»»
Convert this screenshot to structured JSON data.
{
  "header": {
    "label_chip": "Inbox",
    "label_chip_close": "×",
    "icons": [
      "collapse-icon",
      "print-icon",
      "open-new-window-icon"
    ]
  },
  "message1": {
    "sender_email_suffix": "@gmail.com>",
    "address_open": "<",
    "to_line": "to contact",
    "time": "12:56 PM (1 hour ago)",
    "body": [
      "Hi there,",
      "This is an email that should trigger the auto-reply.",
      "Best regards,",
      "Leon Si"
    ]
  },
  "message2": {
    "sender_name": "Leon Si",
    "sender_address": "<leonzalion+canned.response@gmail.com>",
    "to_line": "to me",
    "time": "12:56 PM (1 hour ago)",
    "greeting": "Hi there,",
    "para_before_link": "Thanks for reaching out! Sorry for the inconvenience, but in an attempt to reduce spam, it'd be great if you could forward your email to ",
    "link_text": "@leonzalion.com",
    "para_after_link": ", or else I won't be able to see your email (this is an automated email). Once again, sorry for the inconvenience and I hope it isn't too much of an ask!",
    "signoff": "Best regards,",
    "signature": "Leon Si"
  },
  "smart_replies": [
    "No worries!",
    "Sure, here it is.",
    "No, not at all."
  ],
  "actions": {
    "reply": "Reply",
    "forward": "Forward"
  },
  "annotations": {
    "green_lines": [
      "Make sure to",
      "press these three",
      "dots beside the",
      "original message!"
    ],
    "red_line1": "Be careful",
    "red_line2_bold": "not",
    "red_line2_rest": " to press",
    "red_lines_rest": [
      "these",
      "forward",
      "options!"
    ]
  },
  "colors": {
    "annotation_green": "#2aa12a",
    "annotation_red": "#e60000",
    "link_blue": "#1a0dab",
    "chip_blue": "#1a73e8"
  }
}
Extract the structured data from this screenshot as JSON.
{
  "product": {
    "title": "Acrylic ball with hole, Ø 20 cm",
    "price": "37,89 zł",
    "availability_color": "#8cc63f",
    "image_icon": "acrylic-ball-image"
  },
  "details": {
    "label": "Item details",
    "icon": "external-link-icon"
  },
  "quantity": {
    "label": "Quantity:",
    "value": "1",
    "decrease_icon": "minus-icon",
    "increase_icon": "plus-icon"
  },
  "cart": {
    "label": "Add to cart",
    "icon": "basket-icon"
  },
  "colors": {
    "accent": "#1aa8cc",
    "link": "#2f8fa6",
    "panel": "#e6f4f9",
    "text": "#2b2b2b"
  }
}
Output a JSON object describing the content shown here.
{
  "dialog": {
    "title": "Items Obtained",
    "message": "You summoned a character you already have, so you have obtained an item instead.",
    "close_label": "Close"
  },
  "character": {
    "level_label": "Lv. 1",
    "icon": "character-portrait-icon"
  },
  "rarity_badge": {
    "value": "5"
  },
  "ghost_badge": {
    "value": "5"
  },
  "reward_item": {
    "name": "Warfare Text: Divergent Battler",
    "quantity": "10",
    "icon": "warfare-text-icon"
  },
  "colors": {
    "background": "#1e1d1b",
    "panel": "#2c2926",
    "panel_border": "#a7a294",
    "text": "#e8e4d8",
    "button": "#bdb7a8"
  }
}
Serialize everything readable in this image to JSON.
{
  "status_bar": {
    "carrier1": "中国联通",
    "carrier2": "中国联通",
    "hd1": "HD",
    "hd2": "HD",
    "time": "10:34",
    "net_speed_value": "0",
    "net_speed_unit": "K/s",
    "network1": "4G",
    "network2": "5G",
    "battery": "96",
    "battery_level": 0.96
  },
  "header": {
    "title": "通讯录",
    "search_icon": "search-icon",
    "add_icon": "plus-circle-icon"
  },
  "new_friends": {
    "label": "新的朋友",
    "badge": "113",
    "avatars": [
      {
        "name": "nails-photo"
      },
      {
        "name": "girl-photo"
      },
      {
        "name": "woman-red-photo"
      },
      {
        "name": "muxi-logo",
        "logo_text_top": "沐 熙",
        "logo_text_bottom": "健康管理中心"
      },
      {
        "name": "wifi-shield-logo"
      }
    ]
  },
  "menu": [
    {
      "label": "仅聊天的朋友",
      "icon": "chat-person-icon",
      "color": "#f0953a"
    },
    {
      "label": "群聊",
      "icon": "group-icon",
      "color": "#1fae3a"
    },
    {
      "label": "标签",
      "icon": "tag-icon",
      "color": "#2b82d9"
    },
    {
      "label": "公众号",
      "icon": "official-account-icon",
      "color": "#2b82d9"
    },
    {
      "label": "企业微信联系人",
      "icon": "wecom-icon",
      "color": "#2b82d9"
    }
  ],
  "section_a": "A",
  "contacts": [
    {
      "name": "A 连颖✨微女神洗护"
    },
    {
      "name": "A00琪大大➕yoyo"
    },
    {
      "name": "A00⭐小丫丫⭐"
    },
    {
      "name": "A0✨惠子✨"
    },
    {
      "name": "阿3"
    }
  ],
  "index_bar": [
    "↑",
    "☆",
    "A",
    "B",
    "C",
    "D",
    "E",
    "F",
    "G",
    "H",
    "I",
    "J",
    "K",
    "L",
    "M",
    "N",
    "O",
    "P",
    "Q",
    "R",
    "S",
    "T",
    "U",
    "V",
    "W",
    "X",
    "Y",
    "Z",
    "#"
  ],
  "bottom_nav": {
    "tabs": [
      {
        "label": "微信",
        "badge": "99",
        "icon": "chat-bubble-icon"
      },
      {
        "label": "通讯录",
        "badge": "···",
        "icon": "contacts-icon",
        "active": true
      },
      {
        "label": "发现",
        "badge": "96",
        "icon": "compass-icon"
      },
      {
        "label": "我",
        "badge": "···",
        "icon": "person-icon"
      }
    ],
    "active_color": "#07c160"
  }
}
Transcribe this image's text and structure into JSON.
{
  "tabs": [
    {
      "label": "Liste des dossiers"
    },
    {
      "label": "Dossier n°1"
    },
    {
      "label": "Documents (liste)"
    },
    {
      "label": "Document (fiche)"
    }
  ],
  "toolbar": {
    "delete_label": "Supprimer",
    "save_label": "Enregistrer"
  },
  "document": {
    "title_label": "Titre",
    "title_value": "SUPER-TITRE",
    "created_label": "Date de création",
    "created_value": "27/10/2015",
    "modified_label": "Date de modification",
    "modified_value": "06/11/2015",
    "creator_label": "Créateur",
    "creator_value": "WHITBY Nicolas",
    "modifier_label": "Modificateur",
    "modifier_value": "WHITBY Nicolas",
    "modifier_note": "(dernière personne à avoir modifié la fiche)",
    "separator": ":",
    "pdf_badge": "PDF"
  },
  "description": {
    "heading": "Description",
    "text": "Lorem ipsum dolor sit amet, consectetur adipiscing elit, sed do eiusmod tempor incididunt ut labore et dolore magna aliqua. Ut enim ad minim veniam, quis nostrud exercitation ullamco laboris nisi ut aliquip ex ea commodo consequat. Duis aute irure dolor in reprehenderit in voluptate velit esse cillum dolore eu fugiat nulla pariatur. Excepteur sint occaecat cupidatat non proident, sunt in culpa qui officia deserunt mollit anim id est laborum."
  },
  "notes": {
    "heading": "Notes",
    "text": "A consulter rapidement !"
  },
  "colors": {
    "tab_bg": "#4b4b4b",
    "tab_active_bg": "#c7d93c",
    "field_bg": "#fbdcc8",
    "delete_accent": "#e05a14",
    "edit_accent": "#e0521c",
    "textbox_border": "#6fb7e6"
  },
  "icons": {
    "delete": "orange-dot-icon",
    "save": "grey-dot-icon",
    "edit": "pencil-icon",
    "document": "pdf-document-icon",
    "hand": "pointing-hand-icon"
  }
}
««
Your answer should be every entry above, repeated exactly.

*Task answer:*
Convert this screenshot to structured JSON data.
{
  "header": {
    "label_chip": "Inbox",
    "label_chip_close": "×",
    "icons": [
      "collapse-icon",
      "print-icon",
      "open-new-window-icon"
    ]
  },
  "message1": {
    "sender_email_suffix": "@gmail.com>",
    "address_open": "<",
    "to_line": "to contact",
    "time": "12:56 PM (1 hour ago)",
    "body": [
      "Hi there,",
      "This is an email that should trigger the auto-reply.",
      "Best regards,",
      "Leon Si"
    ]
  },
  "message2": {
    "sender_name": "Leon Si",
    "sender_address": "<leonzalion+canned.response@gmail.com>",
    "to_line": "to me",
    "time": "12:56 PM (1 hour ago)",
    "greeting": "Hi there,",
    "para_before_link": "Thanks for reaching out! Sorry for the inconvenience, but in an attempt to reduce spam, it'd be great if you could forward your email to ",
    "link_text": "@leonzalion.com",
    "para_after_link": ", or else I won't be able to see your email (this is an automated email). Once again, sorry for the inconvenience and I hope it isn't too much of an ask!",
    "signoff": "Best regards,",
    "signature": "Leon Si"
  },
  "smart_replies": [
    "No worries!",
    "Sure, here it is.",
    "No, not at all."
  ],
  "actions": {
    "reply": "Reply",
    "forward": "Forward"
  },
  "annotations": {
    "green_lines": [
      "Make sure to",
      "press these three",
      "dots beside the",
      "original message!"
    ],
    "red_line1": "Be careful",
    "red_line2_bold": "not",
    "red_line2_rest": " to press",
    "red_lines_rest": [
      "these",
      "forward",
      "options!"
    ]
  },
  "colors": {
    "annotation_green": "#2aa12a",
    "annotation_red": "#e60000",
    "link_blue": "#1a0dab",
    "chip_blue": "#1a73e8"
  }
}
Extract the structured data from this screenshot as JSON.
{
  "product": {
    "title": "Acrylic ball with hole, Ø 20 cm",
    "price": "37,89 zł",
    "availability_color": "#8cc63f",
    "image_icon": "acrylic-ball-image"
  },
  "details": {
    "label": "Item details",
    "icon": "external-link-icon"
  },
  "quantity": {
    "label": "Quantity:",
    "value": "1",
    "decrease_icon": "minus-icon",
    "increase_icon": "plus-icon"
  },
  "cart": {
    "label": "Add to cart",
    "icon": "basket-icon"
  },
  "colors": {
    "accent": "#1aa8cc",
    "link": "#2f8fa6",
    "panel": "#e6f4f9",
    "text": "#2b2b2b"
  }
}
Output a JSON object describing the content shown here.
{
  "dialog": {
    "title": "Items Obtained",
    "message": "You summoned a character you already have, so you have obtained an item instead.",
    "close_label": "Close"
  },
  "character": {
    "level_label": "Lv. 1",
    "icon": "character-portrait-icon"
  },
  "rarity_badge": {
    "value": "5"
  },
  "ghost_badge": {
    "value": "5"
  },
  "reward_item": {
    "name": "Warfare Text: Divergent Battler",
    "quantity": "10",
    "icon": "warfare-text-icon"
  },
  "colors": {
    "background": "#1e1d1b",
    "panel": "#2c2926",
    "panel_border": "#a7a294",
    "text": "#e8e4d8",
    "button": "#bdb7a8"
  }
}
Serialize everything readable in this image to JSON.
{
  "status_bar": {
    "carrier1": "中国联通",
    "carrier2": "中国联通",
    "hd1": "HD",
    "hd2": "HD",
    "time": "10:34",
    "net_speed_value": "0",
    "net_speed_unit": "K/s",
    "network1": "4G",
    "network2": "5G",
    "battery": "96",
    "battery_level": 0.96
  },
  "header": {
    "title": "通讯录",
    "search_icon": "search-icon",
    "add_icon": "plus-circle-icon"
  },
  "new_friends": {
    "label": "新的朋友",
    "badge": "113",
    "avatars": [
      {
        "name": "nails-photo"
      },
      {
        "name": "girl-photo"
      },
      {
        "name": "woman-red-photo"
      },
      {
        "name": "muxi-logo",
        "logo_text_top": "沐 熙",
        "logo_text_bottom": "健康管理中心"
      },
      {
        "name": "wifi-shield-logo"
      }
    ]
  },
  "menu": [
    {
      "label": "仅聊天的朋友",
      "icon": "chat-person-icon",
      "color": "#f0953a"
    },
    {
      "label": "群聊",
      "icon": "group-icon",
      "color": "#1fae3a"
    },
    {
      "label": "标签",
      "icon": "tag-icon",
      "color": "#2b82d9"
    },
    {
      "label": "公众号",
      "icon": "official-account-icon",
      "color": "#2b82d9"
    },
    {
      "label": "企业微信联系人",
      "icon": "wecom-icon",
      "color": "#2b82d9"
    }
  ],
  "section_a": "A",
  "contacts": [
    {
      "name": "A 连颖✨微女神洗护"
    },
    {
      "name": "A00琪大大➕yoyo"
    },
    {
      "name": "A00⭐小丫丫⭐"
    },
    {
      "name": "A0✨惠子✨"
    },
    {
      "name": "阿3"
    }
  ],
  "index_bar": [
    "↑",
    "☆",
    "A",
    "B",
    "C",
    "D",
    "E",
    "F",
    "G",
    "H",
    "I",
    "J",
    "K",
    "L",
    "M",
    "N",
    "O",
    "P",
    "Q",
    "R",
    "S",
    "T",
    "U",
    "V",
    "W",
    "X",
    "Y",
    "Z",
    "#"
  ],
  "bottom_nav": {
    "tabs": [
      {
        "label": "微信",
        "badge": "99",
        "icon": "chat-bubble-icon"
      },
      {
        "label": "通讯录",
        "badge": "···",
        "icon": "contacts-icon",
        "active": true
      },
      {
        "label": "发现",
        "badge": "96",
        "icon": "compass-icon"
      },
      {
        "label": "我",
        "badge": "···",
        "icon": "person-icon"
      }
    ],
    "active_color": "#07c160"
  }
}
Transcribe this image's text and structure into JSON.
{
  "tabs": [
    {
      "label": "Liste des dossiers"
    },
    {
      "label": "Dossier n°1"
    },
    {
      "label": "Documents (liste)"
    },
    {
      "label": "Document (fiche)"
    }
  ],
  "toolbar": {
    "delete_label": "Supprimer",
    "save_label": "Enregistrer"
  },
  "document": {
    "title_label": "Titre",
    "title_value": "SUPER-TITRE",
    "created_label": "Date de création",
    "created_value": "27/10/2015",
    "modified_label": "Date de modification",
    "modified_value": "06/11/2015",
    "creator_label": "Créateur",
    "creator_value": "WHITBY Nicolas",
    "modifier_label": "Modificateur",
    "modifier_value": "WHITBY Nicolas",
    "modifier_note": "(dernière personne à avoir modifié la fiche)",
    "separator": ":",
    "pdf_badge": "PDF"
  },
  "description": {
    "heading": "Description",
    "text": "Lorem ipsum dolor sit amet, consectetur adipiscing elit, sed do eiusmod tempor incididunt ut labore et dolore magna aliqua. Ut enim ad minim veniam, quis nostrud exercitation ullamco laboris nisi ut aliquip ex ea commodo consequat. Duis aute irure dolor in reprehenderit in voluptate velit esse cillum dolore eu fugiat nulla pariatur. Excepteur sint occaecat cupidatat non proident, sunt in culpa qui officia deserunt mollit anim id est laborum."
  },
  "notes": {
    "heading": "Notes",
    "text": "A consulter rapidement !"
  },
  "colors": {
    "tab_bg": "#4b4b4b",
    "tab_active_bg": "#c7d93c",
    "field_bg": "#fbdcc8",
    "delete_accent": "#e05a14",
    "edit_accent": "#e0521c",
    "textbox_border": "#6fb7e6"
  },
  "icons": {
    "delete": "orange-dot-icon",
    "save": "grey-dot-icon",
    "edit": "pencil-icon",
    "document": "pdf-document-icon",
    "hand": "pointing-hand-icon"
  }
}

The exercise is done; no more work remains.